What is being asked: Line by line, please look for the word "structure" in the following records, then copy each line you find it in.

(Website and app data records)
»»

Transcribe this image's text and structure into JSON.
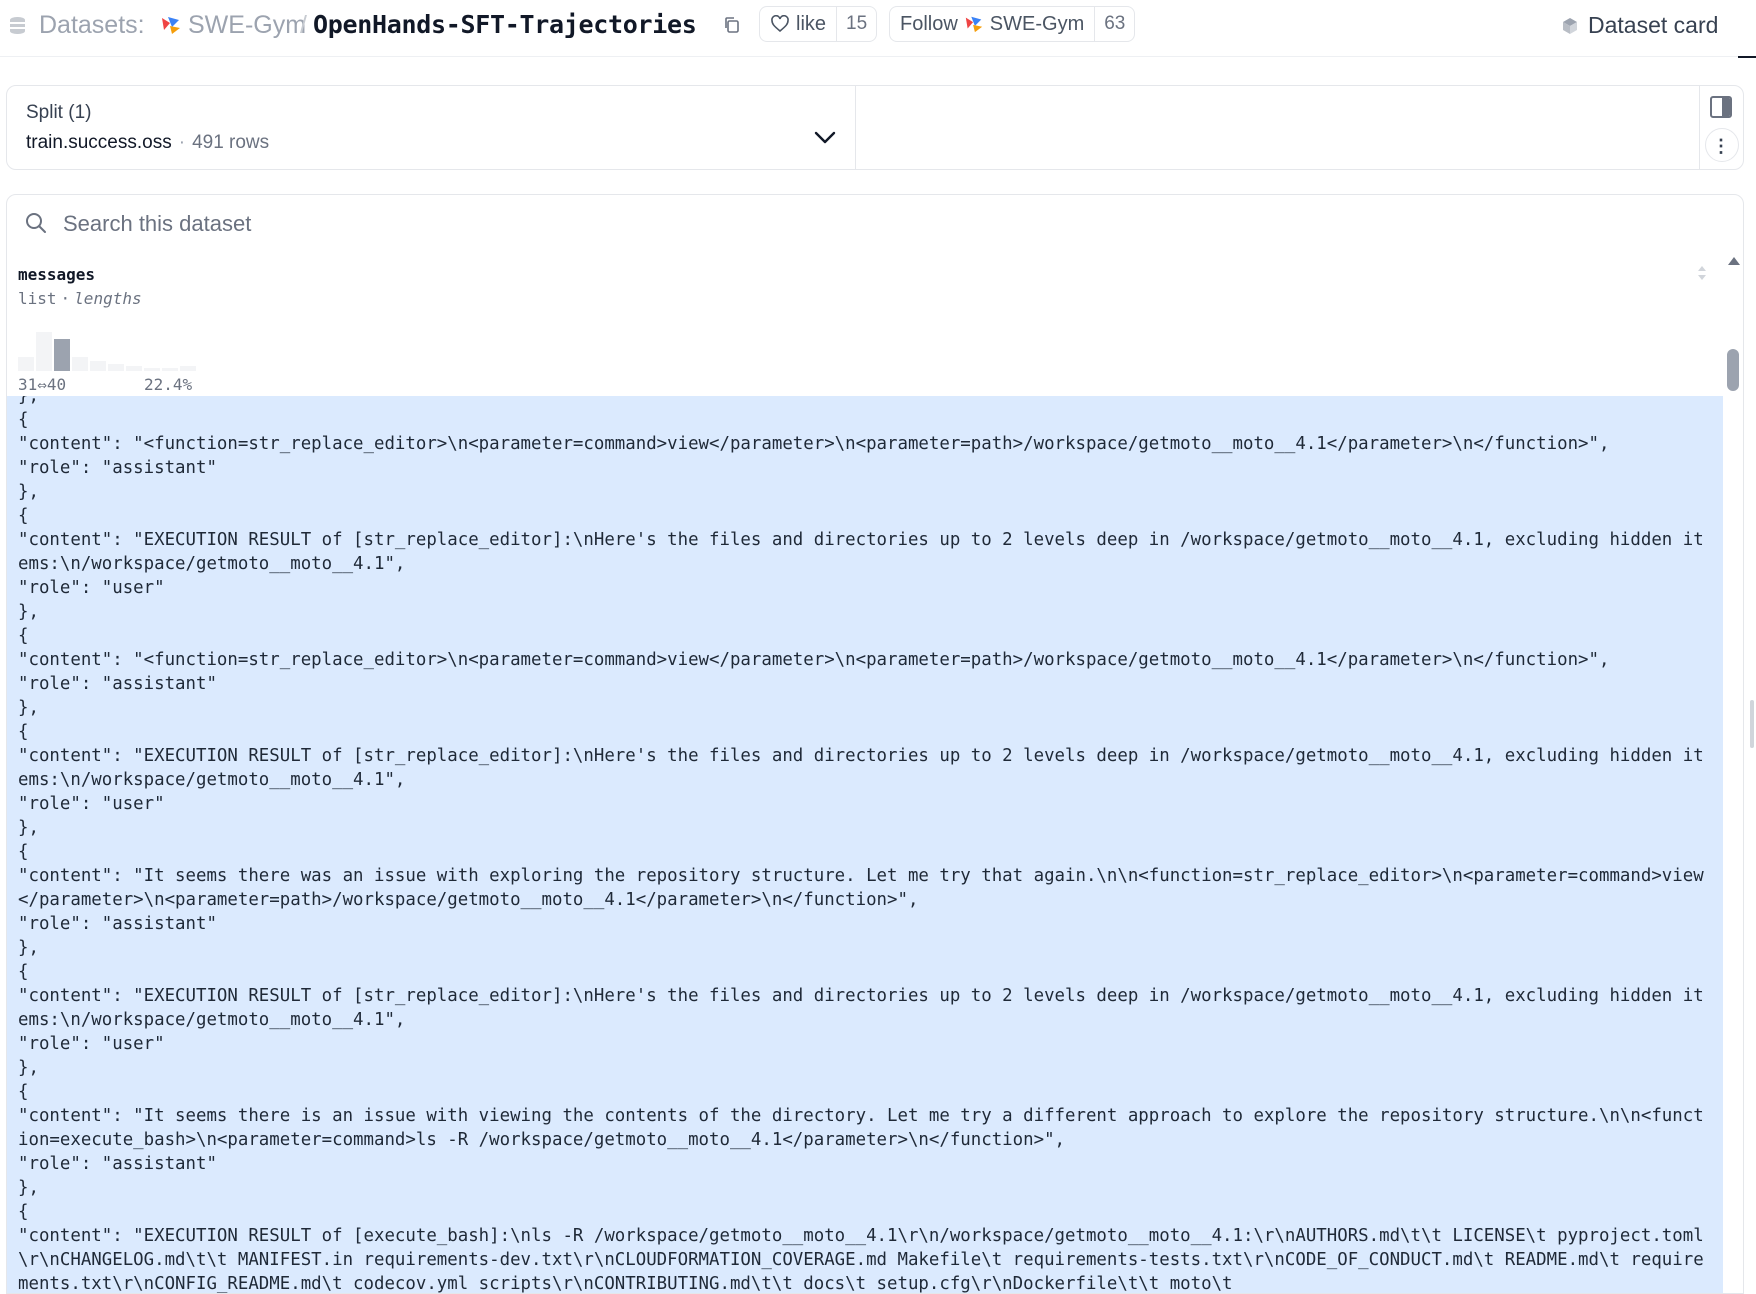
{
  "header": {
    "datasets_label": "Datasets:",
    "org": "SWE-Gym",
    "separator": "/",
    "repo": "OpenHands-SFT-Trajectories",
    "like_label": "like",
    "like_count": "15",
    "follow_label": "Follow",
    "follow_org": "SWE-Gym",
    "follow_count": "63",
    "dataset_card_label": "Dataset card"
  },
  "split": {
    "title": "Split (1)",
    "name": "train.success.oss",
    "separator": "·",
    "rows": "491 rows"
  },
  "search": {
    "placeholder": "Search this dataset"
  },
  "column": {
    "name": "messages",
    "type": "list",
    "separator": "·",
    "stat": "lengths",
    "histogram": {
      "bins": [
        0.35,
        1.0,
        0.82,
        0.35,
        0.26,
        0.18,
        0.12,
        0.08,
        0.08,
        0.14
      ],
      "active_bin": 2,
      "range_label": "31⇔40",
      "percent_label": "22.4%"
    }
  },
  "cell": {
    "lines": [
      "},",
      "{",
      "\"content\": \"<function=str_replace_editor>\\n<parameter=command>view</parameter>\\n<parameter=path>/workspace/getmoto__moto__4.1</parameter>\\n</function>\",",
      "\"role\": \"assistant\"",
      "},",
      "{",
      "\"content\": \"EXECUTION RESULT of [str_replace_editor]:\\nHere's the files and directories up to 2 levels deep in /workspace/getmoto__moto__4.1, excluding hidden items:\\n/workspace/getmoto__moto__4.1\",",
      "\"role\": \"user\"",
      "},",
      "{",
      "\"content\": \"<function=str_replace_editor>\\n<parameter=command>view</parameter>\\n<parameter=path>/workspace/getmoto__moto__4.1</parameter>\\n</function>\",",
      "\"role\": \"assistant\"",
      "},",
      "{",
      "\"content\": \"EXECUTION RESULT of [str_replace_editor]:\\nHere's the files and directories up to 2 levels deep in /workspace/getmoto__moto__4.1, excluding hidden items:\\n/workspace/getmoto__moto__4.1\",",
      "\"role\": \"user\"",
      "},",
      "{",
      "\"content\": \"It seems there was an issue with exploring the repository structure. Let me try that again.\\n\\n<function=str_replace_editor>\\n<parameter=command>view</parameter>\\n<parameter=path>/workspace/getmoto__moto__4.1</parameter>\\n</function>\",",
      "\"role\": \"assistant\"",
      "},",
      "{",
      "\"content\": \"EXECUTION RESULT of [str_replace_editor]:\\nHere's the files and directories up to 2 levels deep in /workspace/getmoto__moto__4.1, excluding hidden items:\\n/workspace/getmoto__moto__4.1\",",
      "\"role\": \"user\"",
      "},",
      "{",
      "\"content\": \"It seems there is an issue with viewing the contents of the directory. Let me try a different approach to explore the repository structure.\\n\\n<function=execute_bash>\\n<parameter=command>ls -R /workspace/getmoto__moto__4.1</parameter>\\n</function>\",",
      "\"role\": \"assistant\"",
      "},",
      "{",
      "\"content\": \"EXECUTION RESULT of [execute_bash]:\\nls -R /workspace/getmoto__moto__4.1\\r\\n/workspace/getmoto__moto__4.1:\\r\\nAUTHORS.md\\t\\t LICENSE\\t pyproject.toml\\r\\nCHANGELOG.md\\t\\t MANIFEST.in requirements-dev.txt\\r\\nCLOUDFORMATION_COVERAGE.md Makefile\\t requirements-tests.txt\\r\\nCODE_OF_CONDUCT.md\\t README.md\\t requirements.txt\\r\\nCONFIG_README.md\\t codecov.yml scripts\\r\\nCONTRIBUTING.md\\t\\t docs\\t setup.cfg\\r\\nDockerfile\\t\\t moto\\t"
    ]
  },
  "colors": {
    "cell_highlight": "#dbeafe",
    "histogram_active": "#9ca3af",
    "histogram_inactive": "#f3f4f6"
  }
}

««

Reply to the task:
Transcribe this image's text and structure into JSON.
      "\"content\": \"It seems there was an issue with exploring the repository structure. Let me try that again.\\n\\n<function=str_replace_editor>\\n<parameter=command>view</parameter>\\n<parameter=path>/workspace/getmoto__moto__4.1</parameter>\\n</function>\",",
      "\"content\": \"It seems there is an issue with viewing the contents of the directory. Let me try a different approach to explore the repository structure.\\n\\n<function=execute_bash>\\n<parameter=command>ls -R /workspace/getmoto__moto__4.1</parameter>\\n</function>\",",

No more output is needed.